Turning to Ramaphosa, Ebrahim says the president needs to take control of the state. He must also reduce the size of his cabinet and begin forcing it to work more efficiently.
“He can’t lose any time. He has to act against ministers who are ill-disciplined, tighten the screws on corruption even further, and move bad officials out. He will be criticised, but it has to be done, again, for the ANC and for the country,” he says.
This week the presidency distanced itself from Mapisa-Nqakula’s contention — in direct contradiction with Ramaphosa’s — that the unrest was not a failed insurrection but a criminal “counter-revolution”.
WHAT IT MEANS:
The Zuma faction is clearly weak. But it is also clear that the state’s capacity to respond is paltry
An ANC NEC member tells the FM Mapisa-Nqakula must be “confused”, or could be acting on instructions from “elsewhere”.
“She says insurrection needs a face,” the source says. “But it has one — it is Jacob Zuma.”
ANC Veterans League president Snuki Zikalala says Mapisa-Nqakula’s comments are indefensible.
“It is unacceptable for a minister to contradict a president publicly like that,” he says. “She should have raised this in cabinet or in the security council convened to advise the president.”
Despite the attempted insurrection, Zikalala says the state-capture commission will continue its work to uncover the extent of the damage done during the Zuma years.
“Of course we know that the beneficiaries of state capture will resist being brought to book. The president must be resolute … there must be no compromises,” he says.
The faction supporting Zuma may have failed this time, and it’s clear it is weak. But it’s also clear that the state’s capacity to respond is paltry: it was unable to halt unrest in which 215 died and billions of rands were lost through damage to property and theft.
In 2002, the Boeremag claimed responsibility for a series of bombings that killed a woman in Soweto. Eleven years later, SA held its first post-apartheid treason trial, and three of those Boeremag members were convicted.

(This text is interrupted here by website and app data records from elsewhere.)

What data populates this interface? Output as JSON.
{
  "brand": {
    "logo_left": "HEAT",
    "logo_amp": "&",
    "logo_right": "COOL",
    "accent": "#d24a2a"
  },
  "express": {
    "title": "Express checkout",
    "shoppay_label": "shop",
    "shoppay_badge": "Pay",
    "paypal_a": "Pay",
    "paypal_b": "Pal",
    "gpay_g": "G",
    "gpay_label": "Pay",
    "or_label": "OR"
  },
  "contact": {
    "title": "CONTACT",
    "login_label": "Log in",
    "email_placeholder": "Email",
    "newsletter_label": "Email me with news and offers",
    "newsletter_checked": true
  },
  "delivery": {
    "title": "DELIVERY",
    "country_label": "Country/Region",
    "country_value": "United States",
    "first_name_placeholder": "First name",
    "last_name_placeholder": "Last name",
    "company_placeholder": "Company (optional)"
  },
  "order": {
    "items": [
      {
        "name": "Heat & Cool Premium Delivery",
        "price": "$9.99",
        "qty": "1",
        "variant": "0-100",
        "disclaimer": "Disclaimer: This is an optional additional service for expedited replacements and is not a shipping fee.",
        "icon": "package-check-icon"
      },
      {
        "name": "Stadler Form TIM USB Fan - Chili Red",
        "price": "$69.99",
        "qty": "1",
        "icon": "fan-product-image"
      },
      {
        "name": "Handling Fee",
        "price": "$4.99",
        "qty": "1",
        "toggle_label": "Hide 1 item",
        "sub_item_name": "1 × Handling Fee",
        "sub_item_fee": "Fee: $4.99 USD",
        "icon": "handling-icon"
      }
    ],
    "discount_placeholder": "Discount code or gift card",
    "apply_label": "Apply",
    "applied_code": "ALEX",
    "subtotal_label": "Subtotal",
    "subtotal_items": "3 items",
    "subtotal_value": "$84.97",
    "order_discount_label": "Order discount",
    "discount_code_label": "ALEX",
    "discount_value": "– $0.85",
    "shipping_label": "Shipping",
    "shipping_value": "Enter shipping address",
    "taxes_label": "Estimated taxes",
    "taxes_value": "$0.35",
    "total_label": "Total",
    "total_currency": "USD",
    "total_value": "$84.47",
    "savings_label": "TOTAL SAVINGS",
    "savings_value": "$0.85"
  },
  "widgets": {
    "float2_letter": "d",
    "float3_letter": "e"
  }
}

What remains to be seen is whether Zuma and his allies push their agenda far enough for SA to hold its second post-apartheid treason trial — this time, one in which the enemy comes from within the ruling party.